I’ve never worked through an Agent so far - when I wrote for Mills and Boon I just sent the stories direct to an Editor. Now I’m doing it all myself, which is incredibly hard work but I love the freedom and the challenge.
What part of writing books do you find the hardest?
Probably the middle section. I’m not a planner - I generally know how a story will start and finish, but haven’t the foggiest notion what will happen in the middle, so there’s always a slightly scarey stage halfway through.
What do you do in your spare time?
I work freelance nowadays on a variety of media-related projects, including writing for magazines, producing dvd’s, teaching media studies, writing blogs, presenting events and of course writing books, so spare time is a bit of an unknown luxury. I also have horses - so any spare minute I can find is devoted to them.
Who is your favourite author?
I have lots of them - JoJo Moyes is amazing - and her book ‘Me Before You’ is beyond brilliant. I’ve just started reading Jodi Picoult - ‘Lone Wolf’ was excellent. For quality romantic fiction, you can’t beat Nora Roberts. My literary all-time favourite is Lewis Grassic Gibbon who set his stories in the north-east of Scotland - which is where I was born.
What’s your favourite genre to read?
Well I do read a lot of romantic fiction, but more generally I like contemporary fiction. I have quite broad reading tastes, but I don’t like horror or violence.
Do you have any advice for other writers?
The best advice is to just sit down and write.

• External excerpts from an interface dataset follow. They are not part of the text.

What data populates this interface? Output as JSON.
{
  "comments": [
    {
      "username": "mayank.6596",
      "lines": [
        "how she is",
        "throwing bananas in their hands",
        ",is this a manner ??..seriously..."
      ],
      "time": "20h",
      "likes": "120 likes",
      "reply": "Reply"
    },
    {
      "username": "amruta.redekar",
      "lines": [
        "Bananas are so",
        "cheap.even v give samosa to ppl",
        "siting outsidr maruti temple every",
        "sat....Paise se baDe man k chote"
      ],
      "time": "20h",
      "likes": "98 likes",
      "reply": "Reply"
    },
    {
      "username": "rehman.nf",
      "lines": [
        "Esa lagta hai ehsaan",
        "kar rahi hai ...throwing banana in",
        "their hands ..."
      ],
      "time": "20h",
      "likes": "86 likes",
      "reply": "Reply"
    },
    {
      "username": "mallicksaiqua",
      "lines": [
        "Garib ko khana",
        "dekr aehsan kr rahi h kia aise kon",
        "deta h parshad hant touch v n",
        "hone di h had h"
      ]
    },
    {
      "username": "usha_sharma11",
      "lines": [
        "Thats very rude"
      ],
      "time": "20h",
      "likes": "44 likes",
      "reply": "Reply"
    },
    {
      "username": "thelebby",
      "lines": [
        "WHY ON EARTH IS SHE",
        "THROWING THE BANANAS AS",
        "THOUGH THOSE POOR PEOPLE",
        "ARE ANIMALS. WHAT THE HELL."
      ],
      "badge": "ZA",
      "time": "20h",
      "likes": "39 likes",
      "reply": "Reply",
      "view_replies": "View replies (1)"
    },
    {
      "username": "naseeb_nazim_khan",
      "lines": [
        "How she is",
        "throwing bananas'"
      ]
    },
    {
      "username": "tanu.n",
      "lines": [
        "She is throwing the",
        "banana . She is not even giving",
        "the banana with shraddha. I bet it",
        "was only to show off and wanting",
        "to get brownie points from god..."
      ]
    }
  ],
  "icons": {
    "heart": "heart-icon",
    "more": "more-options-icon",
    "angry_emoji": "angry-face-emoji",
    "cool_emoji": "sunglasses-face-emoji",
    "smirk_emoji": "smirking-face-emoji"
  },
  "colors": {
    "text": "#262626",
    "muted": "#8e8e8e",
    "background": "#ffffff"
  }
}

Don’t wait for inspiration to strike - and don’t wait for the perfect opportunity - just grab any old five minutes you can find and get writing. It’s practically obligatory for first drafts to be rubbish, so set yourself free to write any old twaddle, because you can sort it all out in rewrites.
Is there anything else you’d like to add?
I’ve done NaNoWriMo two years running now, and have been successful both times. (National Novel Writing Month challenges people to write 50,000 words in a month - there are other challenges available for younger writers.)
I have found NaNoWriMo to be a fantastic spur to my writing - it’s made me find time every single day to write, it’s set me free from the carping inner critic, because there’s just no time to keep changing your mind about what you’ve written, and I’ve found it to be incredibly worthwhile. I’d recommend it to writers at any stage of their career.